- [Task requirements] Only the lines from the one containing "Enumerate this screenshot's" through the end of the data below are to be repeated, exactly as given, without pictures.

- [Data in this exercise]
^^^^^^^^^^^^^^^^
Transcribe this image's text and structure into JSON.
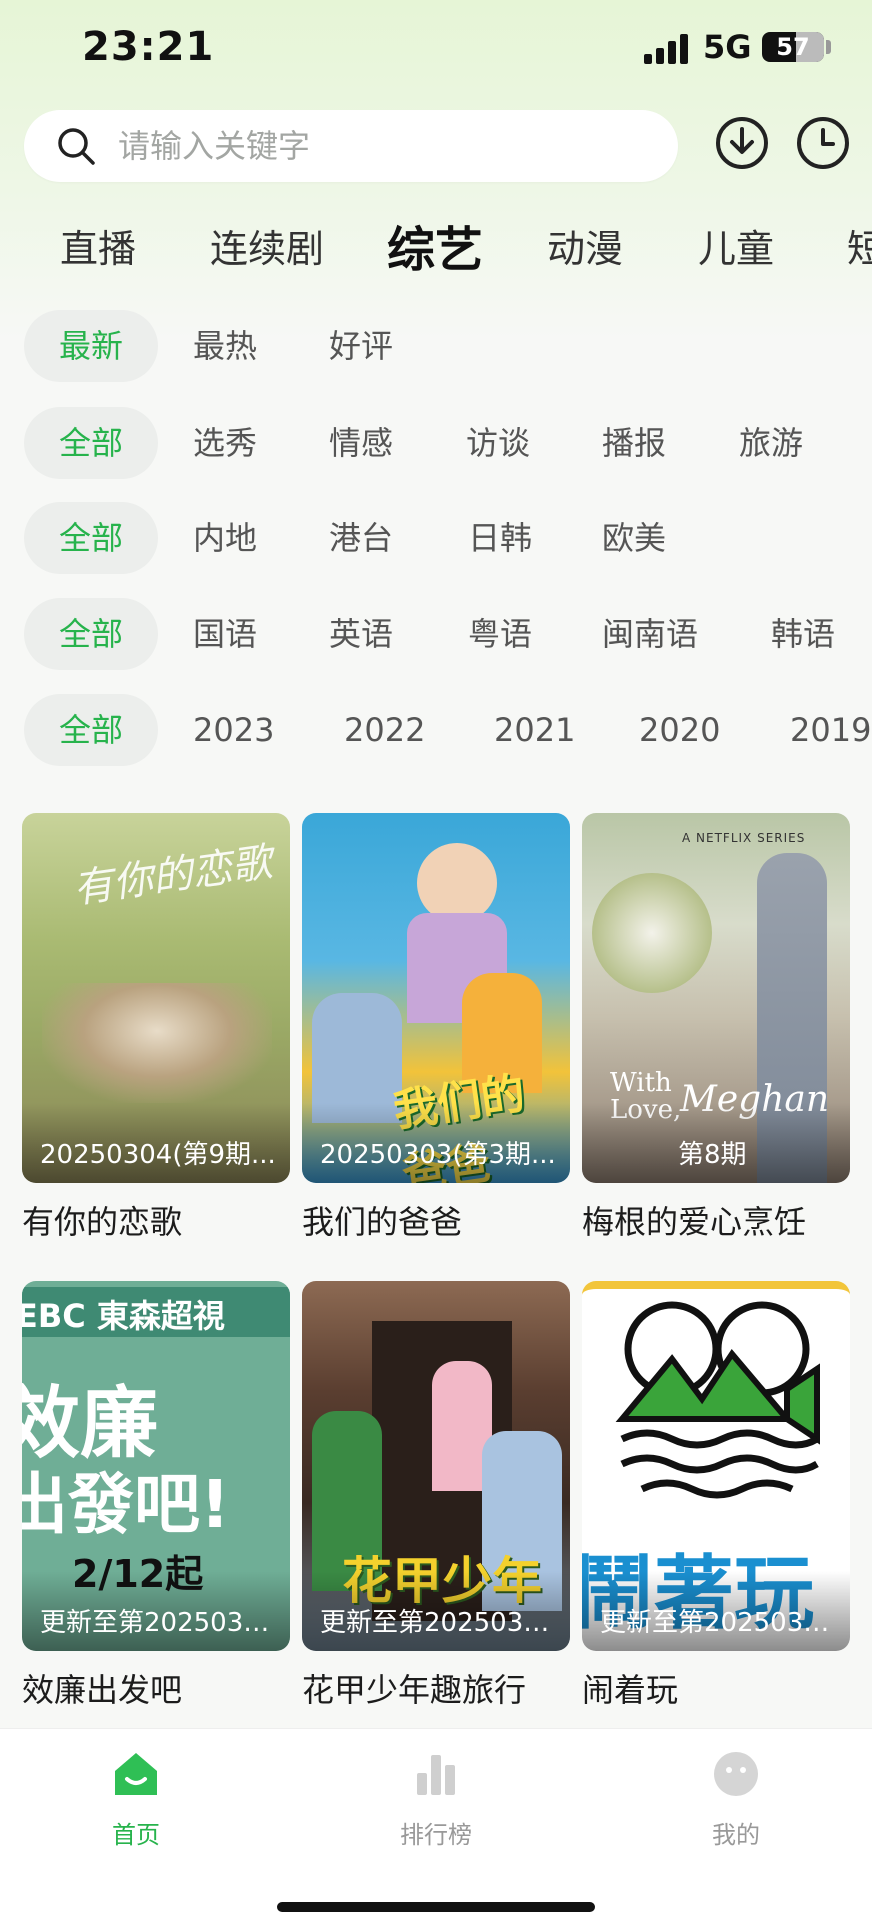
{
  "status_bar": {
    "time": "23:21",
    "network": "5G",
    "battery": "57"
  },
  "search": {
    "placeholder": "请输入关键字"
  },
  "categories": [
    "直播",
    "连续剧",
    "综艺",
    "动漫",
    "儿童",
    "短"
  ],
  "active_category": "综艺",
  "filters": {
    "sort": [
      "最新",
      "最热",
      "好评"
    ],
    "genre": [
      "全部",
      "选秀",
      "情感",
      "访谈",
      "播报",
      "旅游"
    ],
    "region": [
      "全部",
      "内地",
      "港台",
      "日韩",
      "欧美"
    ],
    "language": [
      "全部",
      "国语",
      "英语",
      "粤语",
      "闽南语",
      "韩语"
    ],
    "year": [
      "全部",
      "2023",
      "2022",
      "2021",
      "2020",
      "2019"
    ]
  },
  "shows": [
    {
      "title": "有你的恋歌",
      "tag": "20250304(第9期..."
    },
    {
      "title": "我们的爸爸",
      "tag": "20250303(第3期..."
    },
    {
      "title": "梅根的爱心烹饪",
      "tag": "第8期"
    },
    {
      "title": "效廉出发吧",
      "tag": "更新至第2025030..."
    },
    {
      "title": "花甲少年趣旅行",
      "tag": "更新至第2025030..."
    },
    {
      "title": "闹着玩",
      "tag": "更新至第2025030..."
    }
  ],
  "poster_text": {
    "p1_title": "有你的恋歌",
    "p2_title": "我们的爸爸",
    "p3_series": "A NETFLIX SERIES",
    "p3_title1": "With",
    "p3_title2": "Love,",
    "p3_title3": "Meghan",
    "p4_brand": "EBC 東森超視",
    "p4_line1": "效廉",
    "p4_line2": "出發吧!",
    "p4_date": "2/12起",
    "p5_title": "花甲少年",
    "p6_title": "鬧著玩"
  },
  "tabbar": [
    "首页",
    "排行榜",
    "我的"
  ],
  "colors": {
    "accent": "#27b34c",
    "header_bg": "#e6f5d6",
    "chip_bg": "#eceeec"
  }
}
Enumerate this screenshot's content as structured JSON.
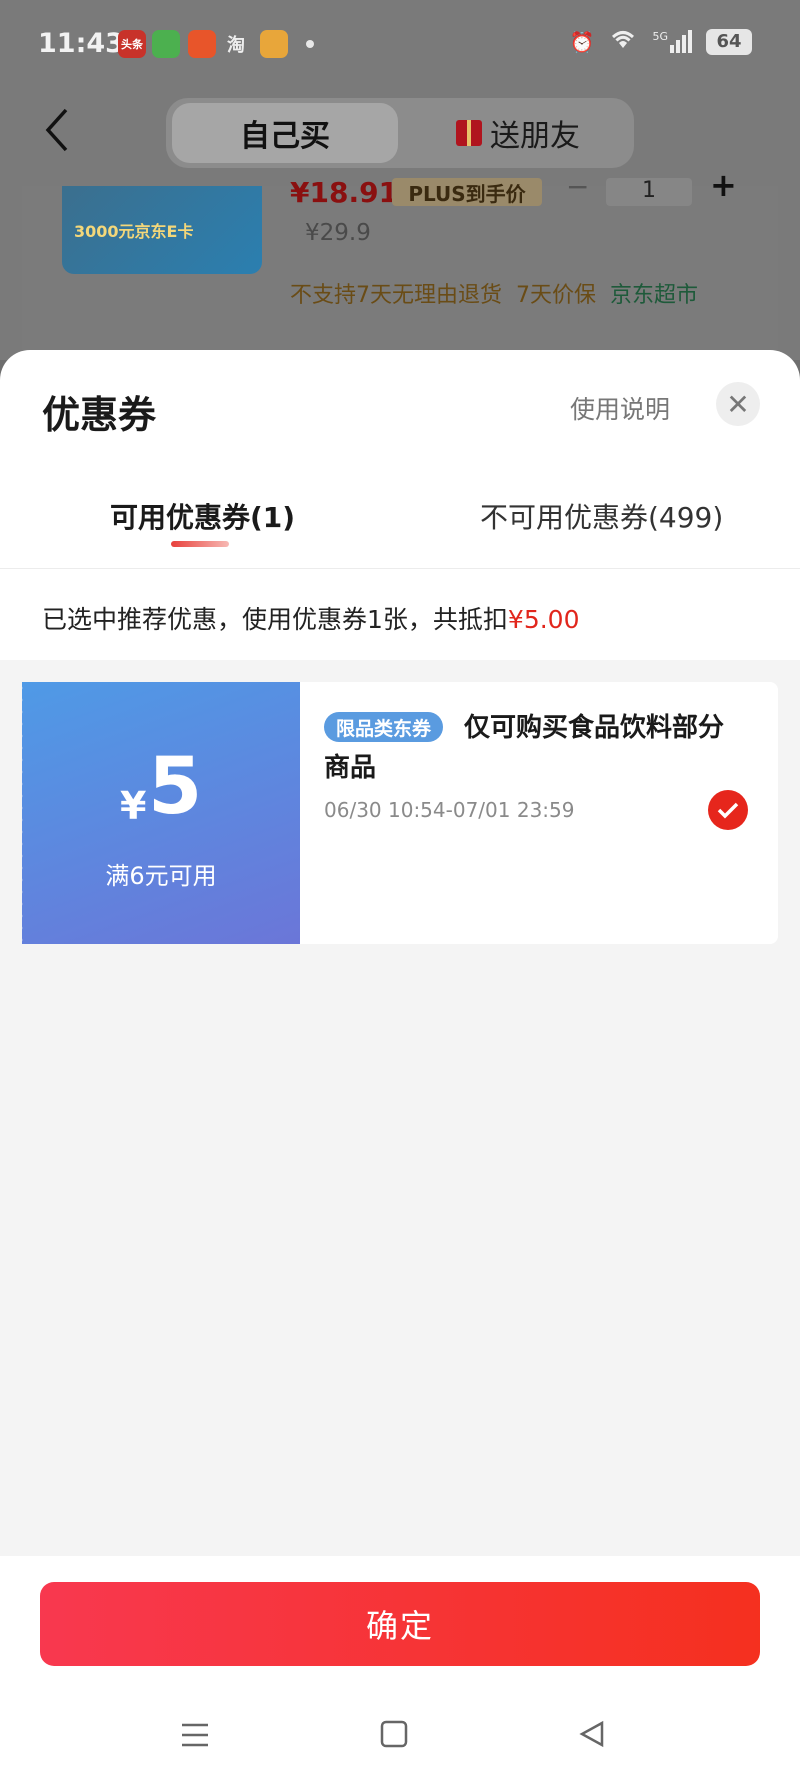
{
  "status_bar": {
    "time": "11:43",
    "apps": [
      "头条",
      "",
      "",
      "淘",
      ""
    ],
    "network": "5G",
    "battery": "64"
  },
  "nav": {
    "back_icon": "chevron-left-icon",
    "tab_self": "自己买",
    "tab_friend": "送朋友"
  },
  "product": {
    "image_text": "3000元京东E卡",
    "price": "¥18.91",
    "plus_tag": "PLUS到手价",
    "quantity": "1",
    "original_price": "¥29.9",
    "tag_no_return": "不支持7天无理由退货",
    "tag_price_protect": "7天价保",
    "tag_store": "京东超市"
  },
  "sheet": {
    "title": "优惠券",
    "help": "使用说明",
    "close_icon": "close-icon",
    "tabs": {
      "available": "可用优惠券(1)",
      "unavailable": "不可用优惠券(499)"
    },
    "summary_text": "已选中推荐优惠，使用优惠券1张，共抵扣",
    "summary_amount": "¥5.00"
  },
  "coupons": [
    {
      "currency": "¥",
      "amount": "5",
      "condition": "满6元可用",
      "badge": "限品类东券",
      "description": "仅可购买食品饮料部分商品",
      "validity": "06/30 10:54-07/01 23:59",
      "selected": true
    }
  ],
  "footer": {
    "confirm": "确定"
  },
  "colors": {
    "accent_red": "#E6261C",
    "coupon_blue": "#5A9BE0"
  }
}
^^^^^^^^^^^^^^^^
- [Exercise solution]
Enumerate this screenshot's content as structured JSON.
{
  "status_bar": {
    "time": "11:43",
    "apps": [
      "头条",
      "",
      "",
      "淘",
      ""
    ],
    "network": "5G",
    "battery": "64"
  },
  "nav": {
    "back_icon": "chevron-left-icon",
    "tab_self": "自己买",
    "tab_friend": "送朋友"
  },
  "product": {
    "image_text": "3000元京东E卡",
    "price": "¥18.91",
    "plus_tag": "PLUS到手价",
    "quantity": "1",
    "original_price": "¥29.9",
    "tag_no_return": "不支持7天无理由退货",
    "tag_price_protect": "7天价保",
    "tag_store": "京东超市"
  },
  "sheet": {
    "title": "优惠券",
    "help": "使用说明",
    "close_icon": "close-icon",
    "tabs": {
      "available": "可用优惠券(1)",
      "unavailable": "不可用优惠券(499)"
    },
    "summary_text": "已选中推荐优惠，使用优惠券1张，共抵扣",
    "summary_amount": "¥5.00"
  },
  "coupons": [
    {
      "currency": "¥",
      "amount": "5",
      "condition": "满6元可用",
      "badge": "限品类东券",
      "description": "仅可购买食品饮料部分商品",
      "validity": "06/30 10:54-07/01 23:59",
      "selected": true
    }
  ],
  "footer": {
    "confirm": "确定"
  },
  "colors": {
    "accent_red": "#E6261C",
    "coupon_blue": "#5A9BE0"
  }
}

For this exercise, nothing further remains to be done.